So many festivals are around isn’t it? Last week we had Ganesh festival, before that Krishna Janmasthmi and before that Rakshabandhan. Festive spirits are in full swing in our home too. Those of you follow me on instagram would have seen my janmashthmi pooja pic- my way is to keep things simple.
Honestly, in India bringing Ganpati at home has become a status symbol. People show off their wealth in form of ganpati celebrations- how big the ganpati is; does it have any silver, gold or diamonds embellished on it? How much are they spending on prassad? So I was talking over the phone with my mom and she said that little kids of our neighbourhood have also welcomed Ganpati in our colony, its a small Ganpati statue that they got with their own pocket money and right from decoration to inviting people for sthapna and arti was done by those kids- isn’t it what festivals are about? Simple yet strong emotions and no show off.
So with other festivals approaching like Navratri, Karva Chauth and Diwali I have began cleaning the house little by little each day. Rubbish removal is a big task, what to throw and what to keep is huge dilemma for Mr. Husband. But my funda is clear-anything that I haven’t worn or used in last two years should go to charity.
So talking about festivals, one of the most common and must have food is Puri and Aloo ki Subji. I have made Palak Puri before for diwali to give it a healthy twist. Today’s post is about Ajwain Massala Puri. Poori-signifies celebration and happiness in most of the India and no big event or occasion is complete without puris- be it on birthdays, anniversaries, parties or as a prassad during festivals.
Dough of flour and salt is rolled out in small circles and then deep fried in oil. While deep frying, it puffs up like a round ball because moisture in the dough changes into steam which expands in all directions.
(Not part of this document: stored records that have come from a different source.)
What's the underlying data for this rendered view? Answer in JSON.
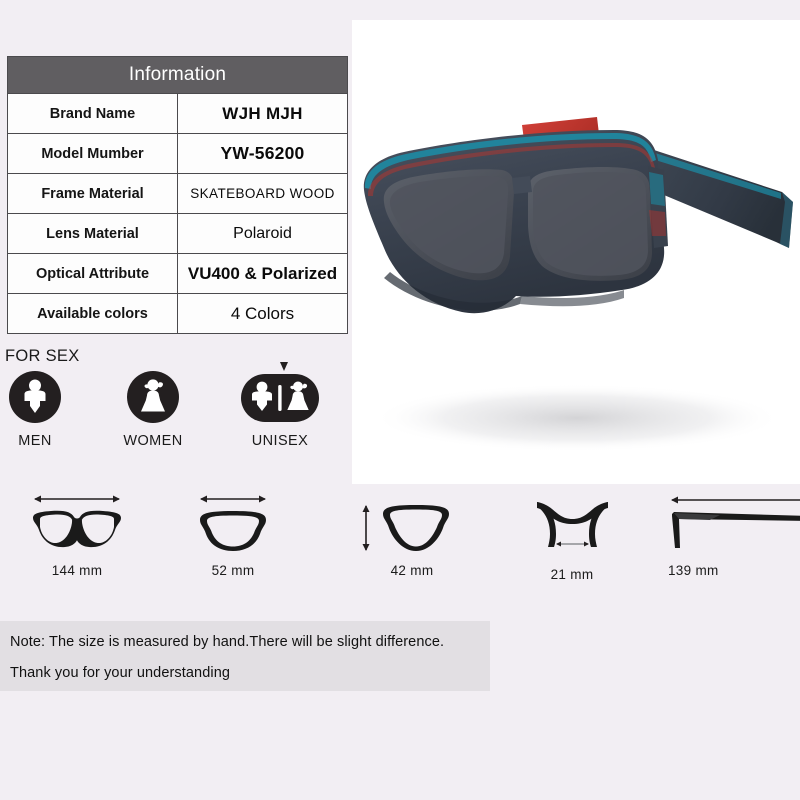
{
  "colors": {
    "page_background": "#f2eef3",
    "table_header_bg": "#605e61",
    "table_border": "#4b4a4d",
    "note_bg": "#e2dfe3",
    "icon_dark": "#231f20",
    "frame_body": "#3c4450",
    "frame_stripe_teal": "#1b8ea8",
    "frame_stripe_red": "#b8342c",
    "temple_inner_red": "#c5332c",
    "lens": "#4c5059"
  },
  "spec_table": {
    "header": "Information",
    "rows": [
      {
        "key": "Brand Name",
        "value": "WJH MJH"
      },
      {
        "key": "Model Mumber",
        "value": "YW-56200"
      },
      {
        "key": "Frame Material",
        "value": "SKATEBOARD   WOOD"
      },
      {
        "key": "Lens Material",
        "value": "Polaroid"
      },
      {
        "key": "Optical Attribute",
        "value": "VU400 & Polarized"
      },
      {
        "key": "Available colors",
        "value": "4  Colors"
      }
    ]
  },
  "for_sex": {
    "label": "FOR SEX",
    "options": [
      {
        "caption": "MEN",
        "icon": "male-figure-icon",
        "selected": false
      },
      {
        "caption": "WOMEN",
        "icon": "female-figure-icon",
        "selected": false
      },
      {
        "caption": "UNISEX",
        "icon": "unisex-figure-icon",
        "selected": true
      }
    ]
  },
  "measurements": [
    {
      "value": "144 mm",
      "icon": "full-frame-front-icon",
      "dimension": "frame-total-width"
    },
    {
      "value": "52 mm",
      "icon": "single-lens-icon",
      "dimension": "lens-width"
    },
    {
      "value": "42 mm",
      "icon": "single-lens-icon",
      "dimension": "lens-height"
    },
    {
      "value": "21 mm",
      "icon": "bridge-icon",
      "dimension": "bridge-width"
    },
    {
      "value": "139 mm",
      "icon": "temple-arm-icon",
      "dimension": "temple-length"
    }
  ],
  "note": {
    "line1": "Note: The size is measured by hand.There will be slight difference.",
    "line2": "Thank you for your understanding"
  },
  "product_photo": {
    "alt": "Dark navy skateboard wood wayfarer sunglasses with teal and red laminate stripes and dark gray polarized lenses"
  }
}
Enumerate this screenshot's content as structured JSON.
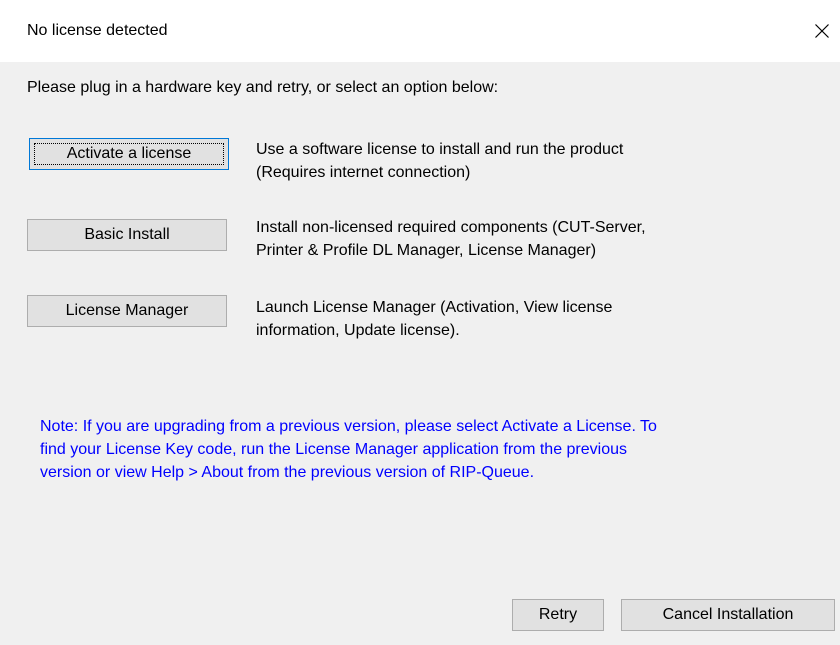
{
  "window": {
    "title": "No license detected",
    "close_glyph": "×"
  },
  "prompt": "Please plug in a hardware key and retry, or select an option below:",
  "options": [
    {
      "button_label": "Activate a license",
      "description_line1": "Use a software license to install and run the product",
      "description_line2": "(Requires internet connection)"
    },
    {
      "button_label": "Basic Install",
      "description_line1": "Install non-licensed required components (CUT-Server,",
      "description_line2": "Printer & Profile DL Manager, License Manager)"
    },
    {
      "button_label": "License Manager",
      "description_line1": "Launch License Manager (Activation, View license",
      "description_line2": "information, Update license)."
    }
  ],
  "note": {
    "line1": "Note: If you are upgrading from a previous version, please select Activate a License. To",
    "line2": "find your License Key code, run the License Manager application from the previous",
    "line3": "version or view Help > About from the previous version of RIP-Queue.",
    "color": "#0000ff"
  },
  "footer": {
    "retry_label": "Retry",
    "cancel_label": "Cancel Installation"
  },
  "icons": {
    "close": "close-icon"
  }
}
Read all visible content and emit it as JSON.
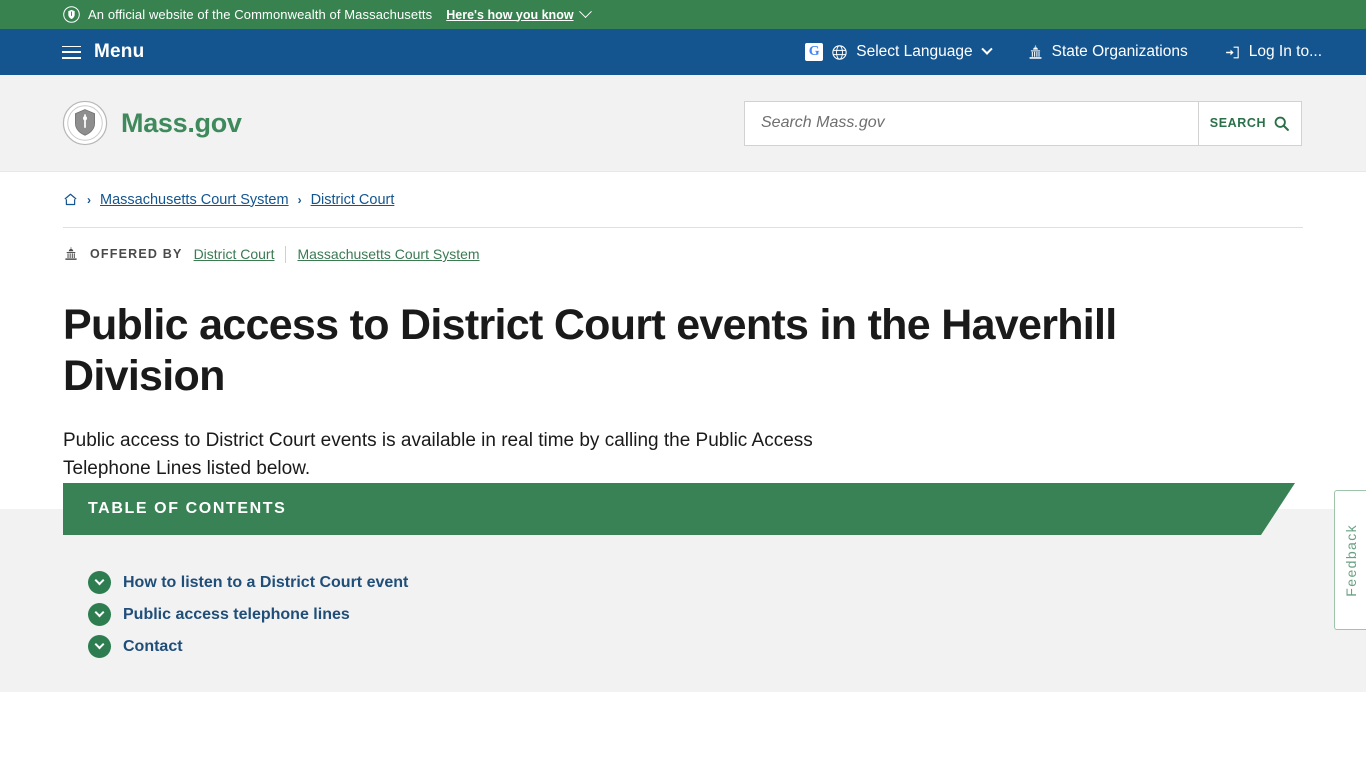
{
  "official_banner": {
    "icon": "shield-icon",
    "text": "An official website of the Commonwealth of Massachusetts",
    "how_you_know": "Here's how you know",
    "background_color": "#388250"
  },
  "main_nav": {
    "menu_label": "Menu",
    "menu_icon": "hamburger-icon",
    "background_color": "#14558f",
    "items": [
      {
        "label": "Select Language",
        "icon": "globe-icon",
        "secondary_icon": "google-translate-icon",
        "has_caret": true
      },
      {
        "label": "State Organizations",
        "icon": "capitol-icon",
        "has_caret": false
      },
      {
        "label": "Log In to...",
        "icon": "login-icon",
        "has_caret": false
      }
    ]
  },
  "header": {
    "logo_icon": "massachusetts-seal-icon",
    "brand_name": "Mass.gov",
    "brand_color": "#3f8a5c",
    "background_color": "#f2f2f2"
  },
  "search": {
    "placeholder": "Search Mass.gov",
    "value": "",
    "button_label": "SEARCH",
    "button_icon": "magnifier-icon"
  },
  "breadcrumb": {
    "home_icon": "home-icon",
    "separator": "›",
    "items": [
      {
        "label": "Massachusetts Court System"
      },
      {
        "label": "District Court"
      }
    ]
  },
  "offered_by": {
    "icon": "capitol-icon",
    "label": "OFFERED BY",
    "links": [
      {
        "label": "District Court"
      },
      {
        "label": "Massachusetts Court System"
      }
    ]
  },
  "page": {
    "title": "Public access to District Court events in the Haverhill Division",
    "subtitle": "Public access to District Court events is available in real time by calling the Public Access Telephone Lines listed below."
  },
  "table_of_contents": {
    "heading": "TABLE OF CONTENTS",
    "banner_color": "#388255",
    "items": [
      {
        "label": "How to listen to a District Court event",
        "icon": "chevron-down-circle-icon"
      },
      {
        "label": "Public access telephone lines",
        "icon": "chevron-down-circle-icon"
      },
      {
        "label": "Contact",
        "icon": "chevron-down-circle-icon"
      }
    ]
  },
  "feedback": {
    "label": "Feedback",
    "color": "#6aa183"
  }
}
Ajwain and massala puri is great even when served with hot cup of chai. These are great travel snack as well, it says well for 2-4 days and can be relished with just pickle as well.
1 and 1/2 cup wheat flour
3-4 green chillies-finely chopped
1/2 inch ginger piece/adrak-grated
2 teaspoons carom seeds/ajwain
1/4 teaspoon turmeric powder/haldi
Salt as per taste
Water as needed
Oil for frying + 2 tablespoons
Heat a pan and roast carom seeds till it becomes fragrant.
In a mixing bowl add flour, turmeric powder, salt, 2 tablespoons oil, carom seeds, green chillies and ginger. Mix and add water slowly to form the dough. Dough should be firm.
Let the dough rest for 10 minutes. After that, punch the dough for another 1 minute.
Heat oil in a kadai/wok. On a dusted work surface, make medium sized pooris, neither thin nor thick and fry them in hot oil. Drain the pooris on paper napkins to remove excess oil.
The puri dough is tight compared to the dough for parathas or rotis.
You can also add sesame seeds (til) in the dough.
Puris goes well with almost all dry curries.
To make the Punjabi thali serve it with paneer butter massala, aloo chole, dal makhani and green chilli pickle.
For rajasthani thali pair it with mangodi mutter, aloo pyaz ki subji, marwadi lehsun ki chutney and marwadi Bharwa Bhindi.
For gujarati thali, serve it with aloo tamatar nu shaak, gobi mutter, khamman dhokla and keri nu ras.